Jeeeez! What is wrong with you people? Well, yes, Bulgaria could have done more. Every EU country could have done more prior to accession. No EU member state is faultless in meeting EU standards. In fact, some of the FOUNDING members often break the laws that they themselves have created. This is why the Court of Justice is up to its chin overwhelmed with cases. If I am not mistaken, Article 3 of TEC explicitly states that the activities of the Community shall include a system ensuring that competition in the internal market is not distorted. Well, tell me, how on earth, Bulgaria would be excluded from participation in parts of the internal market but, somehow, competition would not be distorted? As I see it, this situation is in breach of Art. 3. But, you respectable EU politicians know better. It is not your first time breaking a law.

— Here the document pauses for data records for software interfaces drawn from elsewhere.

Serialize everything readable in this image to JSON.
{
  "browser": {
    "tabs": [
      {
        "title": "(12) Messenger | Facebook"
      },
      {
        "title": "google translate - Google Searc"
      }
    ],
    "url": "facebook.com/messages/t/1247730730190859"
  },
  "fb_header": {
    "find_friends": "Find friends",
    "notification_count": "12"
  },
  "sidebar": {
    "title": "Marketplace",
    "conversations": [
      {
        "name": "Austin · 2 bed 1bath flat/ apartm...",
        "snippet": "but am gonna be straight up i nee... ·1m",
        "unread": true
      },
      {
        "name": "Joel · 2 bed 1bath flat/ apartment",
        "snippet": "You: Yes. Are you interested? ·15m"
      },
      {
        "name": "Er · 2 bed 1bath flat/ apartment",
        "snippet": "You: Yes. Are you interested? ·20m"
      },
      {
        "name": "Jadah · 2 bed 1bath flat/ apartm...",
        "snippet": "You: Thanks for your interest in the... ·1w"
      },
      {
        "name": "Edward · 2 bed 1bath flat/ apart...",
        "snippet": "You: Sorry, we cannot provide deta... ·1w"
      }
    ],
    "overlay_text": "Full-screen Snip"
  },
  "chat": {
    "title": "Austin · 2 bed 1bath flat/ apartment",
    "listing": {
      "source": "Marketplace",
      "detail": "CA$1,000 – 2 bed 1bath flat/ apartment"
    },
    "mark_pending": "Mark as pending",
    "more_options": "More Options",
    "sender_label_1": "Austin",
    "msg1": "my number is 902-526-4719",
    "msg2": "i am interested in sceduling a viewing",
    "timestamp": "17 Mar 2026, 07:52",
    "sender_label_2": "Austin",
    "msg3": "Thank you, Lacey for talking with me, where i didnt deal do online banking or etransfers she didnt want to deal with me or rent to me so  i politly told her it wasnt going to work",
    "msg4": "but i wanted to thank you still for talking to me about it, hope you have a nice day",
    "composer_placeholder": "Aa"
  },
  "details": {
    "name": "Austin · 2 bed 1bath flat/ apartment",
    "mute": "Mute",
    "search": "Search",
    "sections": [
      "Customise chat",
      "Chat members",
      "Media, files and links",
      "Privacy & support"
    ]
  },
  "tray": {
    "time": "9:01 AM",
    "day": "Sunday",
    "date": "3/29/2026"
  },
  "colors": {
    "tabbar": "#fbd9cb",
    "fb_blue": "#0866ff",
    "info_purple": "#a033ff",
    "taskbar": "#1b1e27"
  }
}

Don't get me wrong, I am optimistic about the EU, I am also a European Studies student, and I do think that the European Union is a great idea. But I also believe that there are some things which are profoundly wrong within the European Community. I am also aware, that it is impossible not to be this way, especially when it comes to politics. But I also know that the Bulgarian people would be deeply disappointed with the EU, if the one-year delay clause is implemented. We did a lot, and it might not be enough for EU citizens and politicians, but it is a precedent in Bulgarian modern history. As the Bulgarian foreign minister recently put it, "In Bulgaria, miracles happen in the last minute. But they do!"